... that allowed control of the local trade. True also of Andrew Carpenter’s essay on literature in print, which carefully delineates Dublin court culture, noting the impact of Kinsale on literary production and coterie self-reference in the small clique of early seventeenth-century writing. The revelation...
Journal Article
Eighteenth-Century Life (2001) 25 (1): 29–42.
Published: 01 January 2001
..., therefore, to a coterie exchanging verses in a provincial context many years prior to their appearance in print. The importance of this network of writers continued throughout Rowe’s career. For example, Watts edited Rowe’s posthumous Divine Meditations of the Heart...
Journal Article
Eighteenth-Century Life (2008) 32 (2): 98–109.
Published: 01 April 2008
... into The Rambler’s “other name” is ultimately about the grammatically self-reflexive act of “doing one’s self the honour” not so much of reading what The Rambler has to say, as of picking up one’s pen and joining the coterie by becoming a regular journal writer or social critic. It comes as little surprise...
Journal Article
Eighteenth-Century Life (2010) 34 (3): 23–27.
Published: 01 September 2010
... the third Earl of Shaftesbury, the Kit-­Cat Club, and Jacob Tonson. This key chapter subtly adjusts our understanding of the Habermasian public sphere: Williams makes a compelling case that Whig writers created a con- sciously modern patronage system—melding coterie, bureaucracy, and civil society...
Journal Article
Eighteenth-Century Life (2023) 47 (1): 135–139.
Published: 01 January 2023
... may be well familiar with the Bluestocking salon and the coterie at Streatham Park, Franklin presents a new account of Piozzi's social participation in salon culture. As “the world came to Streatham,” Piozzi's salon soon rivaled established “gatherings hosted by Frances Boscawen or Elizabeth Vesey...
Journal Article
Eighteenth-Century Life (2024) 48 (1): 262–267.
Published: 01 January 2024
... established the existence of later coteries and the continuing importance of creating, circulating, and preserving manuscript texts for writers and readers.
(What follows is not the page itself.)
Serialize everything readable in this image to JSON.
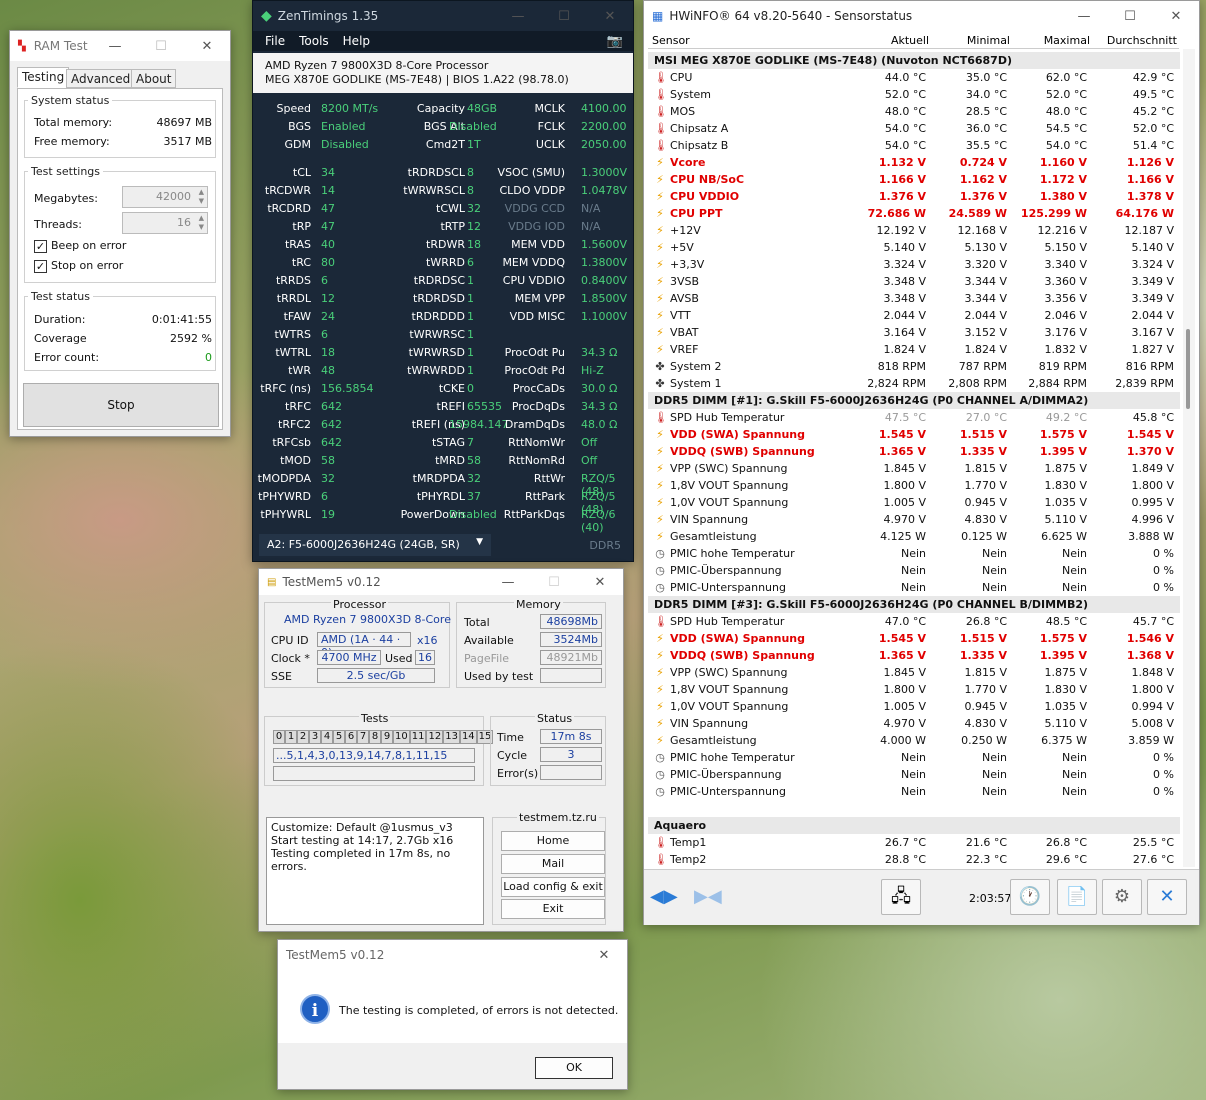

As the contributors to this special issue, “The Manuscript Book in the Long Eighteenth Century,” amply illustrate, in England and in the New World...
Journal Article
Eighteenth-Century Life (2002) 26 (2): 83–95.
Published: 01 April 2002
...’ broad study. According to a Whig history of print culture (one rehearsed by some of the books reviewed here), the elitist world of manuscript writing, dominated by coteries of high-ranking gentlemen and genteel women, gave way in the Restoration...
Journal Article
Eighteenth-Century Life (2012) 36 (3): 57–80.
Published: 01 September 2012
... semipublic, conversational, more of a coterie work. The poem takes on an intertextual relationship with the poems printed immediately before and after it. The point is that shifting contexts and contiguities leave significant traces about the text, and that the meanings implied ought...
Journal Article
Eighteenth-Century Life (2010) 34 (3): 41–47.
Published: 01 September 2010
... coterie culture, where “originality” became the mark of marketable dif- ference; between those profiting from this new literary marketplace, through “mechanical” reproduction, and those wishing to protect the cachet of the emerging category of the “literary” by insisting on the distinction...